▸ Working data
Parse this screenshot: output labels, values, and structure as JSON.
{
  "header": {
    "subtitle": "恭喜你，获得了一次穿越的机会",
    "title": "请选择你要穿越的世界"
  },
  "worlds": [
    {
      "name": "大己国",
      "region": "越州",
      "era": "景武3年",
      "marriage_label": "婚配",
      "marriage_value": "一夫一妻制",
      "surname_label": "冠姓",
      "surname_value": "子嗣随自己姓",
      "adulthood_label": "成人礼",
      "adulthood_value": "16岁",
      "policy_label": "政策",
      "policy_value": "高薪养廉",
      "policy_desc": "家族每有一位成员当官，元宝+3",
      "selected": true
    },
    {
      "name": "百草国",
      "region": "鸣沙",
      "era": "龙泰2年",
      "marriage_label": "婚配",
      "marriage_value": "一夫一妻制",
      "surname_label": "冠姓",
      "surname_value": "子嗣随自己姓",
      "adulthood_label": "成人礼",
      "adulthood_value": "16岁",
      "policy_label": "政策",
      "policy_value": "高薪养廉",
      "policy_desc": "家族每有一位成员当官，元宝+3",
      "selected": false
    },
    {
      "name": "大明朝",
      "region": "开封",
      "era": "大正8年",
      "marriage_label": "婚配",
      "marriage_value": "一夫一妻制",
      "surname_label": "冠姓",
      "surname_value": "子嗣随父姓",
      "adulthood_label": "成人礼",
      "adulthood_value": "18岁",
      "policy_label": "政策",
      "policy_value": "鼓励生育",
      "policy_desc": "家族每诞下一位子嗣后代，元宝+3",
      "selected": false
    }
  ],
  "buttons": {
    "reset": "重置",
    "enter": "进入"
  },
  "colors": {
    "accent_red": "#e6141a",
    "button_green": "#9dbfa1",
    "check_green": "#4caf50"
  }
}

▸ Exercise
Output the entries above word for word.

▸ Reply to the exercise
Parse this screenshot: output labels, values, and structure as JSON.
{
  "header": {
    "subtitle": "恭喜你，获得了一次穿越的机会",
    "title": "请选择你要穿越的世界"
  },
  "worlds": [
    {
      "name": "大己国",
      "region": "越州",
      "era": "景武3年",
      "marriage_label": "婚配",
      "marriage_value": "一夫一妻制",
      "surname_label": "冠姓",
      "surname_value": "子嗣随自己姓",
      "adulthood_label": "成人礼",
      "adulthood_value": "16岁",
      "policy_label": "政策",
      "policy_value": "高薪养廉",
      "policy_desc": "家族每有一位成员当官，元宝+3",
      "selected": true
    },
    {
      "name": "百草国",
      "region": "鸣沙",
      "era": "龙泰2年",
      "marriage_label": "婚配",
      "marriage_value": "一夫一妻制",
      "surname_label": "冠姓",
      "surname_value": "子嗣随自己姓",
      "adulthood_label": "成人礼",
      "adulthood_value": "16岁",
      "policy_label": "政策",
      "policy_value": "高薪养廉",
      "policy_desc": "家族每有一位成员当官，元宝+3",
      "selected": false
    },
    {
      "name": "大明朝",
      "region": "开封",
      "era": "大正8年",
      "marriage_label": "婚配",
      "marriage_value": "一夫一妻制",
      "surname_label": "冠姓",
      "surname_value": "子嗣随父姓",
      "adulthood_label": "成人礼",
      "adulthood_value": "18岁",
      "policy_label": "政策",
      "policy_value": "鼓励生育",
      "policy_desc": "家族每诞下一位子嗣后代，元宝+3",
      "selected": false
    }
  ],
  "buttons": {
    "reset": "重置",
    "enter": "进入"
  },
  "colors": {
    "accent_red": "#e6141a",
    "button_green": "#9dbfa1",
    "check_green": "#4caf50"
  }
}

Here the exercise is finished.